The innovative construction of this building paved the way for the skyscrapers of our modern world and it is recognised as one of the most important buildings from the industrial revolution. Hence its classification as a Grade 1 listed building and the current involvement by Historic England to bring the building back into a good state and see it used again.

What’s this got to do with Swifts?

Well, the closing of the vents just on the inside, together with the fortuitous wide spacing of the wooden slats on the external face of the vents, meant that around 25 Swift bricks had been created sometime between 1950 to 1980. We have no idea when the birds spotted this potential but in 1999, when Brian Martin was asked to survey the site, at least 11 pairs were observed using the vents on the west side of the Main Mill and on both the north and south sides of the adjoining Cross Mill.

Main Mill scaffolded from 2007-2018
In 2007, to prevent the collapse of the building, extensive scaffolding was erected on the Main Mill building which effectively prevented access to nest sites.

However, when Shrewsbury Swift Group surveyed the site in 2015, ten vents on the Cross Mill were seen to be in use by Swifts – which was very good news. The group have surveyed the site annually and it is good to see that the number of Swifts there is pretty stable, with up to 14 vents on the Cross Mill being used by Swifts in the last two years.

In spring 2017 more than 20 Swift boxes were put up on an adjacent building on the site in mitigation and although the birds have investigated them, they were not observed being used for nesting.

Section of the Main Mill after scaffolding
removed in 2018. There are 15 potential nest
sites here in the renovated vents.
Much effort to secure the significant funding needed for this project finally allowed work to restore the Main Mill to start in 2017 and after 11 years(!) the scaffolding has, in just the last month, been taken down.

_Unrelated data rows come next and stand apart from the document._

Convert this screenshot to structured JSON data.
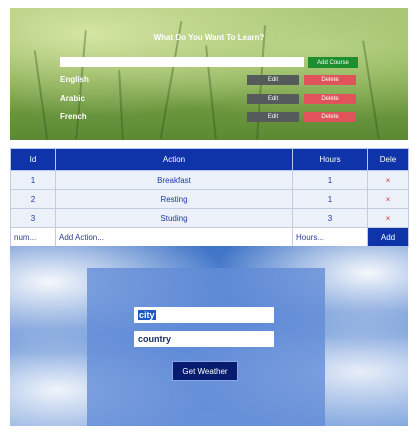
{
  "courses": {
    "heading": "What Do You Want To Learn?",
    "input_value": "",
    "add_label": "Add Course",
    "items": [
      {
        "name": "English",
        "edit": "Edit",
        "delete": "Delete"
      },
      {
        "name": "Arabic",
        "edit": "Edit",
        "delete": "Delete"
      },
      {
        "name": "French",
        "edit": "Edit",
        "delete": "Delete"
      }
    ]
  },
  "actions_table": {
    "headers": [
      "Id",
      "Action",
      "Hours",
      "Dele"
    ],
    "rows": [
      {
        "id": "1",
        "action": "Breakfast",
        "hours": "1",
        "delete": "×"
      },
      {
        "id": "2",
        "action": "Resting",
        "hours": "1",
        "delete": "×"
      },
      {
        "id": "3",
        "action": "Studing",
        "hours": "3",
        "delete": "×"
      }
    ],
    "input_row": {
      "id_placeholder": "num...",
      "action_placeholder": "Add Action...",
      "hours_placeholder": "Hours...",
      "add_label": "Add"
    }
  },
  "weather": {
    "city_value": "city",
    "country_value": "country",
    "button_label": "Get Weather"
  }
}
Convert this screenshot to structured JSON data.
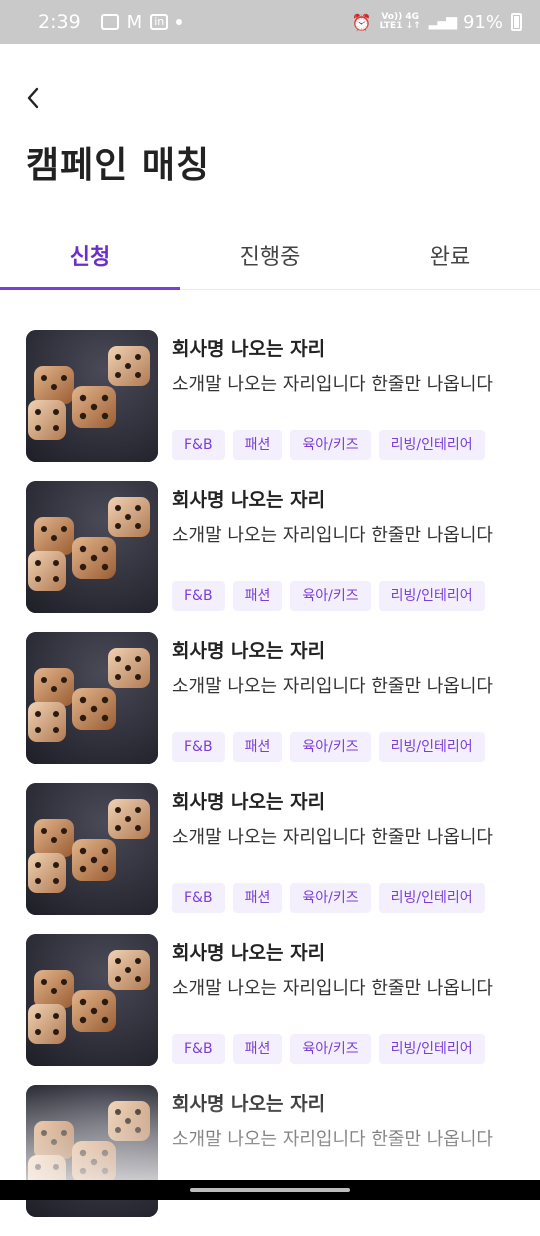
{
  "status_bar": {
    "time": "2:39",
    "network_top": "Vo)) 4G",
    "network_bottom": "LTE1 ↓↑",
    "battery": "91%"
  },
  "header": {
    "back_icon": "chevron-left-icon",
    "title": "캠페인 매칭"
  },
  "tabs": [
    {
      "label": "신청",
      "active": true
    },
    {
      "label": "진행중",
      "active": false
    },
    {
      "label": "완료",
      "active": false
    }
  ],
  "campaigns": [
    {
      "company": "회사명 나오는 자리",
      "intro": "소개말 나오는 자리입니다 한줄만 나옵니다",
      "tags": [
        "F&B",
        "패션",
        "육아/키즈",
        "리빙/인테리어"
      ]
    },
    {
      "company": "회사명 나오는 자리",
      "intro": "소개말 나오는 자리입니다 한줄만 나옵니다",
      "tags": [
        "F&B",
        "패션",
        "육아/키즈",
        "리빙/인테리어"
      ]
    },
    {
      "company": "회사명 나오는 자리",
      "intro": "소개말 나오는 자리입니다 한줄만 나옵니다",
      "tags": [
        "F&B",
        "패션",
        "육아/키즈",
        "리빙/인테리어"
      ]
    },
    {
      "company": "회사명 나오는 자리",
      "intro": "소개말 나오는 자리입니다 한줄만 나옵니다",
      "tags": [
        "F&B",
        "패션",
        "육아/키즈",
        "리빙/인테리어"
      ]
    },
    {
      "company": "회사명 나오는 자리",
      "intro": "소개말 나오는 자리입니다 한줄만 나옵니다",
      "tags": [
        "F&B",
        "패션",
        "육아/키즈",
        "리빙/인테리어"
      ]
    },
    {
      "company": "회사명 나오는 자리",
      "intro": "소개말 나오는 자리입니다 한줄만 나옵니다",
      "tags": []
    }
  ],
  "colors": {
    "accent": "#7b3fd6",
    "tag_bg": "#f4effd"
  }
}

Shrewsbury Swift Group, together with Brian Martin who has retained a very keen interest in the site since the initial survey all those years ago, visited the site very recently and were pleased to see, in addition to the 13 active nest sites seen in 2018 on the Cross Mill, there are a further 15 vents available for Swifts on the Main Mill. These have been lightly restored by Historic England and the original wood from around 1897 is in good condition and has been retained. The significant gap over the top slat has been kept.

2019 is going to be an exciting year to see if the Swifts find and use the newly available nest sites on the Main Mill that they have not been able to access for so long. We look forward to the colony growing and hope to be able to tell visitors to the Flaxmill Maltings about Swifts and how they have hung on here during all the years of uncertainty and more recently during the building works. Could these be the first ever internal Swift bricks? – and Grade 1 listed at that!

North face of Cross Mill in 2015 showing the vents
used by Swifts.

We would like to thank Historic England and especially Gabriella Smith and Nick Hill who, despite having a very serious conservation project on their hands to rescue the whole site, have been willing to let Swift group members on site and  have shown much interest themselves in the use of these Grade 1 Swift boxes by the Swifts each summer.












Postscript
We have made an informed guess at what these nest spaces might be like on the inside in this model. The swifts enter and leave through the gap at the top.






Tuesday, 20 November 2018

Two triangles on modern gables

We like gables because they are often the highest point that you can install a Swift box on a house, Triangular colony boxes always look nice, fitting in with the house architecture, and Swifts seem to like them.

We have recently installed 2 triangles on houses in Milton and Worlington. One has a roof slope of 9:12 and the other a slope of 12:9. One house has narrow eaves and the other broad eaves. The first one needed a roof fashioned out of shingles made from feather-boards. The second is well protected under the eaves. Neither faces south, but they are both painted white, to match the paintwork on the house.


9:12 triangle in Milton

12:9 triangle in Worlington

#triangle